Windshields, also known as windscreens in some regions, are a critical component of a vehicle's safety and structural integrity. They are typically made of multiple layers of different types of glass and other materials designed to enhance safety and functionality. Here are the primary types of glass used in windshields:

Laminated Glass:

Laminated glass is the most common type of glass used in windshields. It consists of two layers of glass with a layer of polyvinyl butyral (PVB) sandwiched between them.

This PVB layer acts as a bonding agent, holding the layers together. In the event of an impact, laminated glass is designed to stay intact and not shatter into dangerous shards.

Instead, it may crack or spider web but remains in one piece, reducing the risk of injury to occupants. Laminated glass also provides UV protection and helps reduce noise from outside.

Laminated Glass
Acoustic Laminated Glass

Acoustic Laminated Glass:

Acoustic laminated glass is a specialized type of laminated glass designed to provide enhanced noise reduction within the vehicle's cabin. It consists of multiple layers of glass and acoustic interlayers to minimize outside noise, making for a quieter and more comfortable driving experience.

Heated Windshield Glass:

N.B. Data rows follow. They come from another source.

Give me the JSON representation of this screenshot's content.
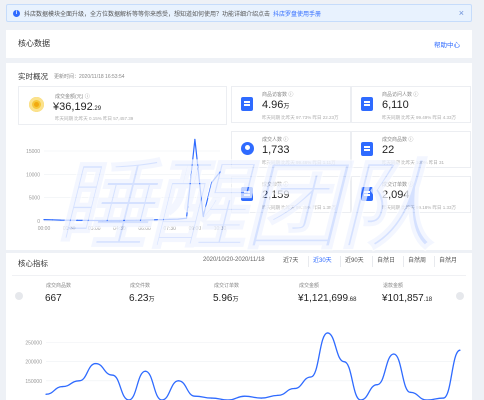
{
  "notice": {
    "text": "抖店数据模块全面升级，全方位数据解析等等你来感受，想知道如何使用？功能详细介绍点击",
    "link": "抖店罗盘使用手册"
  },
  "core_header": {
    "title": "核心数据",
    "help": "帮助中心"
  },
  "realtime": {
    "title": "实时概况",
    "updated": "更新时间：2020/11/18 16:53:54",
    "gmv": {
      "label": "成交金额(元) ⓘ",
      "value": "¥36,192",
      "decimals": ".29",
      "compare": "昨天同期   比昨天 0.15%   昨日 57,457.39"
    },
    "stats": [
      {
        "label": "商品访客数 ⓘ",
        "value": "4.96",
        "unit": "万",
        "compare": "昨天同期 比昨天 97.73%   昨日 22.23万",
        "icon": "doc-icon"
      },
      {
        "label": "商品访问人数 ⓘ",
        "value": "6,110",
        "unit": "",
        "compare": "昨天同期 比昨天 99.49%   昨日 4.33万",
        "icon": "doc-icon"
      },
      {
        "label": "成交人数 ⓘ",
        "value": "1,733",
        "unit": "",
        "compare": "昨天同期 比昨天 99.46%   昨日 1.11万",
        "icon": "user-icon"
      },
      {
        "label": "成交商品数 ⓘ",
        "value": "22",
        "unit": "",
        "compare": "昨天同期 比昨天 100%   昨日 31",
        "icon": "doc-icon"
      },
      {
        "label": "成交单数 ⓘ",
        "value": "2,159",
        "unit": "",
        "compare": "昨天同期 比昨天 99.35%   昨日 1.35万",
        "icon": "doc-icon"
      },
      {
        "label": "成交订单数 ⓘ",
        "value": "2,094",
        "unit": "",
        "compare": "昨天同期 比昨天 99.18%   昨日 1.33万",
        "icon": "doc-icon"
      }
    ],
    "chart_data": {
      "type": "line",
      "x": [
        "00:00",
        "00:30",
        "01:00",
        "01:30",
        "02:00",
        "02:30",
        "03:00",
        "03:30",
        "04:00",
        "04:30",
        "05:00",
        "05:30",
        "06:00",
        "06:30",
        "07:00",
        "07:30",
        "08:00",
        "08:30",
        "09:00",
        "09:30",
        "10:00",
        "10:30"
      ],
      "xticks": [
        "00:00",
        "01:30",
        "03:00",
        "04:30",
        "06:00",
        "07:30",
        "09:00",
        "10:30"
      ],
      "yticks": [
        "15000",
        "10000",
        "5000",
        "0"
      ],
      "ylim": [
        0,
        18000
      ],
      "series": [
        {
          "values": [
            300,
            250,
            200,
            180,
            150,
            120,
            100,
            100,
            100,
            100,
            120,
            150,
            200,
            250,
            300,
            350,
            400,
            600,
            17500,
            1000,
            8200,
            10500
          ]
        }
      ],
      "color": "#2f6bff"
    }
  },
  "core_metrics": {
    "title": "核心指标",
    "range": "2020/10/20-2020/11/18",
    "tabs": [
      "近7天",
      "近30天",
      "近90天",
      "自然日",
      "自然周",
      "自然月"
    ],
    "active_tab": 1,
    "items": [
      {
        "label": "成交商品数",
        "value": "667",
        "unit": "",
        "decimals": ""
      },
      {
        "label": "成交件数",
        "value": "6.23",
        "unit": "万",
        "decimals": ""
      },
      {
        "label": "成交订单数",
        "value": "5.96",
        "unit": "万",
        "decimals": ""
      },
      {
        "label": "成交金额",
        "value": "¥1,121,699",
        "unit": "",
        "decimals": ".68"
      },
      {
        "label": "退款金额",
        "value": "¥101,857",
        "unit": "",
        "decimals": ".18"
      }
    ],
    "chart_data": {
      "type": "line",
      "yticks": [
        "250000",
        "200000",
        "150000"
      ],
      "ylim": [
        100000,
        280000
      ],
      "series": [
        {
          "values": [
            115000,
            135000,
            150000,
            195000,
            165000,
            100000,
            175000,
            100000,
            150000,
            110000,
            105000,
            100000,
            110000,
            105000,
            112000,
            130000,
            160000,
            275000,
            200000,
            100000,
            140000,
            220000,
            120000,
            100000,
            105000,
            230000
          ]
        }
      ],
      "color": "#2f6bff"
    }
  },
  "watermark": {
    "text": "睡醒团队"
  }
}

Heated windshield glass is equipped with embedded heating elements. These elements help melt ice and snow on the windshield in cold weather, improving visibility and safety. It can also defrost the windshield more quickly than traditional defrosting methods.

Heated Windshield Glass

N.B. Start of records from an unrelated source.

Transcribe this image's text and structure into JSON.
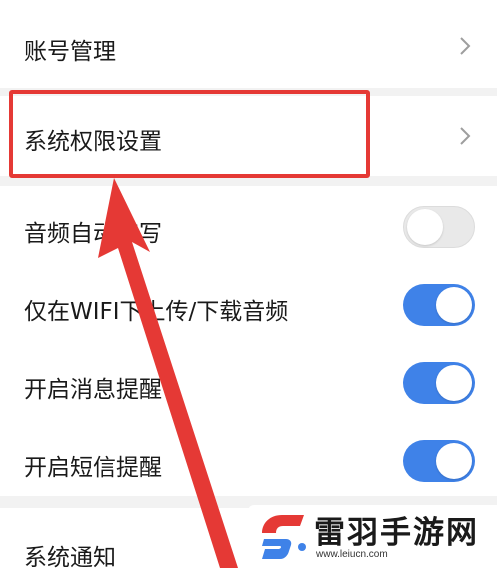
{
  "settings": {
    "account_management": "账号管理",
    "system_permissions": "系统权限设置",
    "audio_auto_transcribe": "音频自动转写",
    "wifi_only_transfer": "仅在WIFI下上传/下载音频",
    "message_reminder": "开启消息提醒",
    "sms_reminder": "开启短信提醒",
    "system_notification": "系统通知"
  },
  "toggles": {
    "audio_auto_transcribe": false,
    "wifi_only_transfer": true,
    "message_reminder": true,
    "sms_reminder": true
  },
  "watermark": {
    "title": "雷羽手游网",
    "url": "www.leiucn.com"
  },
  "colors": {
    "toggle_on": "#3f82e8",
    "highlight": "#e53935",
    "logo_red": "#e53935",
    "logo_blue": "#3f82e8"
  }
}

Solar-Control or Tinted Glass:

Some windshields have a solar-control or tinted coating that helps reduce glare from the sun and block a portion of the sun's UV radiation. This feature enhances driver comfort and provides additional protection against sun damage to the vehicle's interior.

Rain-Sensing Windshields:

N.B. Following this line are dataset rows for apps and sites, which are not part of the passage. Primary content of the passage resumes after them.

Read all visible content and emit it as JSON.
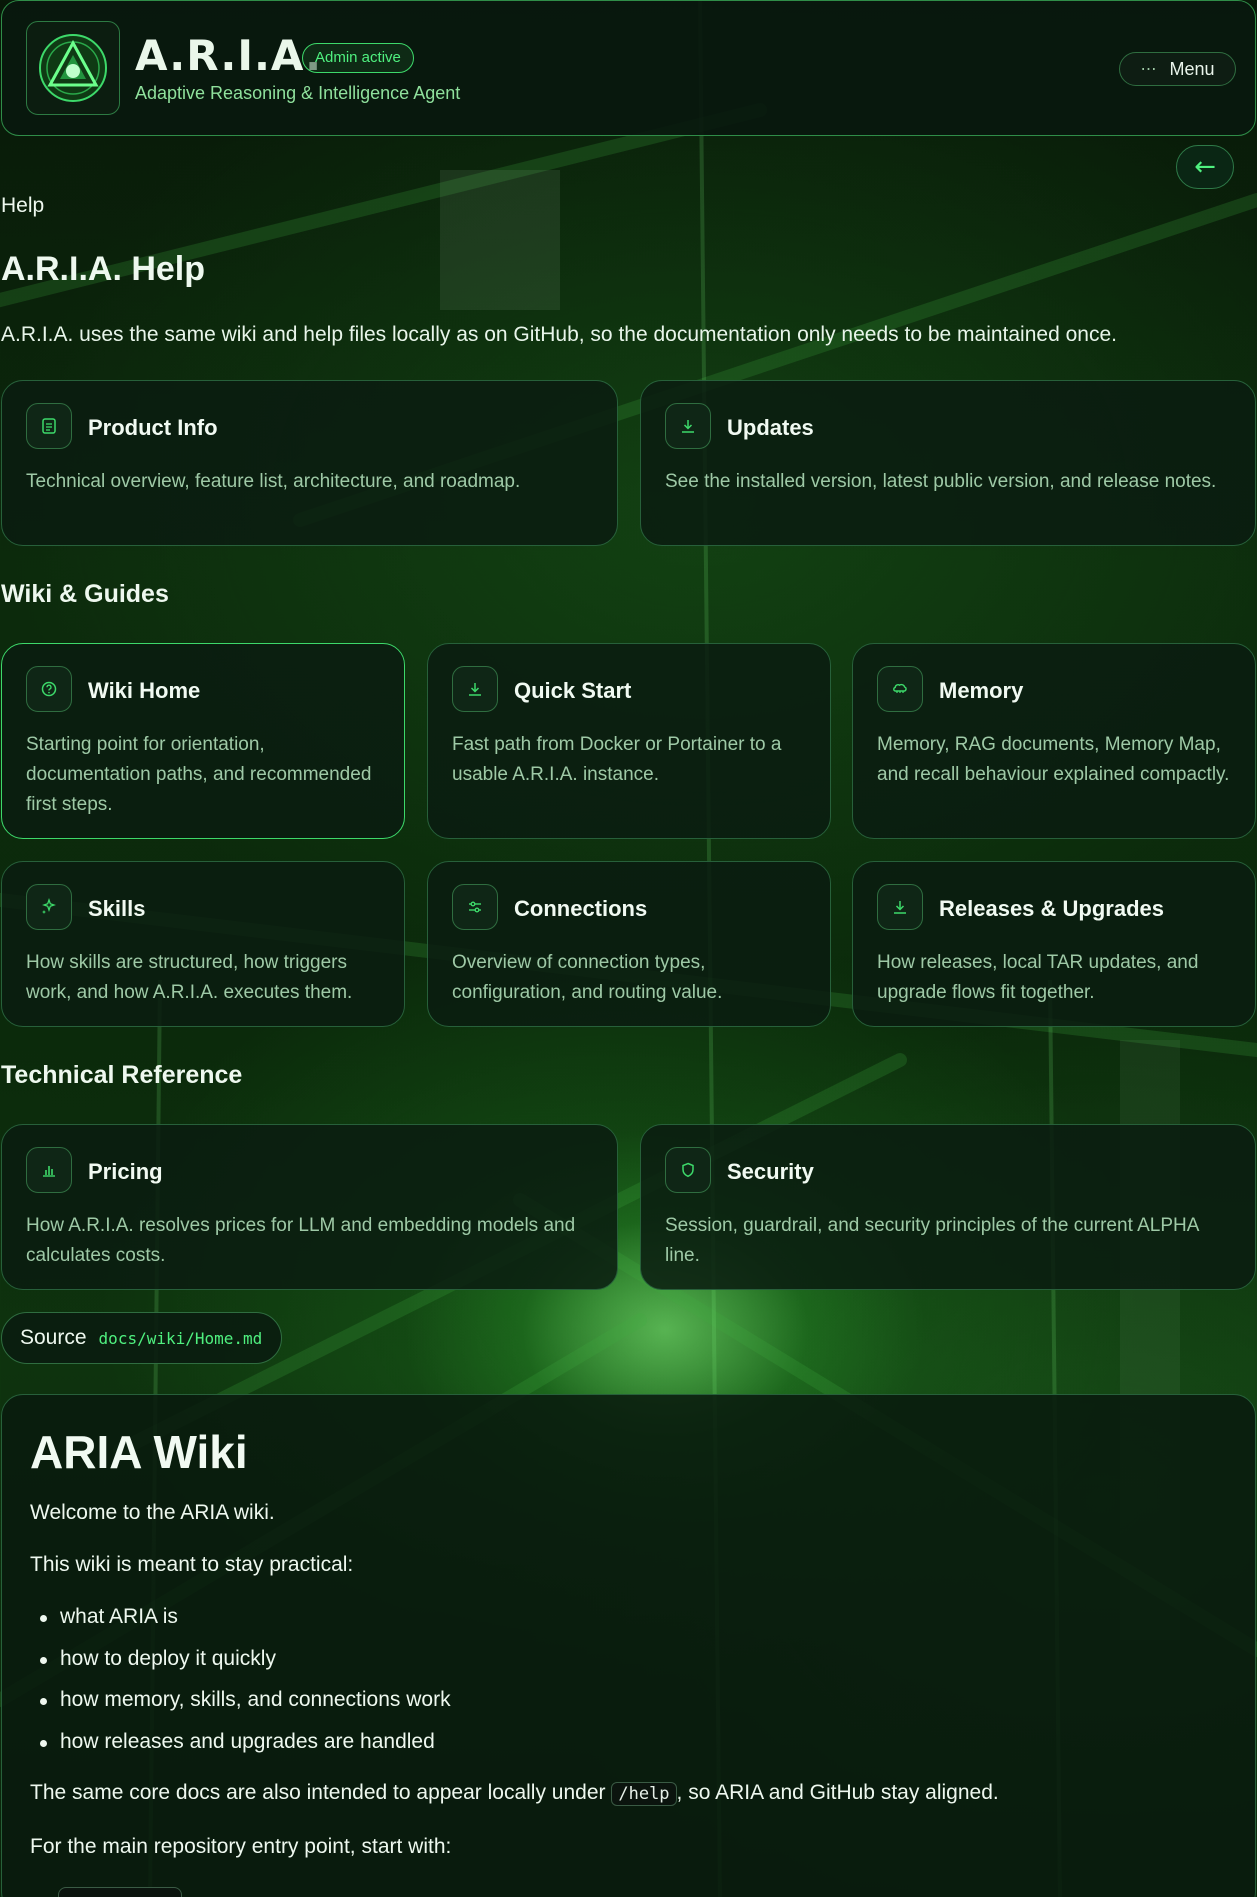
{
  "header": {
    "logo_icon": "aria-triangle-logo-icon",
    "title": "A.R.I.A.",
    "badge": "Admin active",
    "subtitle": "Adaptive Reasoning & Intelligence Agent",
    "menu_label": "Menu",
    "menu_icon": "ellipsis-icon",
    "back_label": "←"
  },
  "breadcrumb": "Help",
  "page_title": "A.R.I.A. Help",
  "intro": "A.R.I.A. uses the same wiki and help files locally as on GitHub, so the documentation only needs to be maintained once.",
  "top_cards": [
    {
      "icon": "document-icon",
      "title": "Product Info",
      "desc": "Technical overview, feature list, architecture, and roadmap."
    },
    {
      "icon": "download-icon",
      "title": "Updates",
      "desc": "See the installed version, latest public version, and release notes."
    }
  ],
  "wiki_section": {
    "title": "Wiki & Guides",
    "cards": [
      {
        "icon": "help-circle-icon",
        "title": "Wiki Home",
        "desc": "Starting point for orientation, documentation paths, and recommended first steps.",
        "active": true
      },
      {
        "icon": "download-icon",
        "title": "Quick Start",
        "desc": "Fast path from Docker or Portainer to a usable A.R.I.A. instance."
      },
      {
        "icon": "brain-icon",
        "title": "Memory",
        "desc": "Memory, RAG documents, Memory Map, and recall behaviour explained compactly."
      },
      {
        "icon": "sparkle-icon",
        "title": "Skills",
        "desc": "How skills are structured, how triggers work, and how A.R.I.A. executes them."
      },
      {
        "icon": "sliders-icon",
        "title": "Connections",
        "desc": "Overview of connection types, configuration, and routing value."
      },
      {
        "icon": "download-icon",
        "title": "Releases & Upgrades",
        "desc": "How releases, local TAR updates, and upgrade flows fit together."
      }
    ]
  },
  "tech_section": {
    "title": "Technical Reference",
    "cards": [
      {
        "icon": "bar-chart-icon",
        "title": "Pricing",
        "desc": "How A.R.I.A. resolves prices for LLM and embedding models and calculates costs."
      },
      {
        "icon": "shield-icon",
        "title": "Security",
        "desc": "Session, guardrail, and security principles of the current ALPHA line."
      }
    ]
  },
  "source": {
    "label": "Source",
    "path": "docs/wiki/Home.md"
  },
  "wiki": {
    "heading": "ARIA Wiki",
    "welcome": "Welcome to the ARIA wiki.",
    "lead": "This wiki is meant to stay practical:",
    "bullets": [
      "what ARIA is",
      "how to deploy it quickly",
      "how memory, skills, and connections work",
      "how releases and upgrades are handled"
    ],
    "aligned_before": "The same core docs are also intended to appear locally under ",
    "aligned_code": "/help",
    "aligned_after": ", so ARIA and GitHub stay aligned.",
    "entry": "For the main repository entry point, start with:"
  },
  "colors": {
    "accent": "#3dd96a",
    "background": "#0b2a0b",
    "card_border": "#27603a",
    "muted_text": "#9ec9a6"
  }
}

Rain-sensing windshields are equipped with sensors that detect rainfall and automatically activate windshield wipers at an appropriate speed. The sensors typically use infrared technology to detect water droplets on the glass.


HUD (Head-Up Display) Windshields:

HUD windshields are specially designed to accommodate head-up display systems, which project vital information such as speed, navigation directions, and other data onto the windshield, allowing the driver to view it without taking their eyes off the road. These windshields may have specialized coatings to enhance visibility.

Infrared-Reflective Windshields:

Infrared-reflective windshields have coatings that reflect a portion of the sun's infrared radiation, helping to keep the vehicle's interior cooler in hot weather.

Windshields are a critical safety feature in modern vehicles, and the choice of glass and technology incorporated into them can significantly impact driver comfort, safety, and overall vehicle performance.

When replacing or repairing a windshield, it's essential to use high-quality materials and have the work performed by trained professionals to ensure the windshield's structural integrity and safety features are maintained.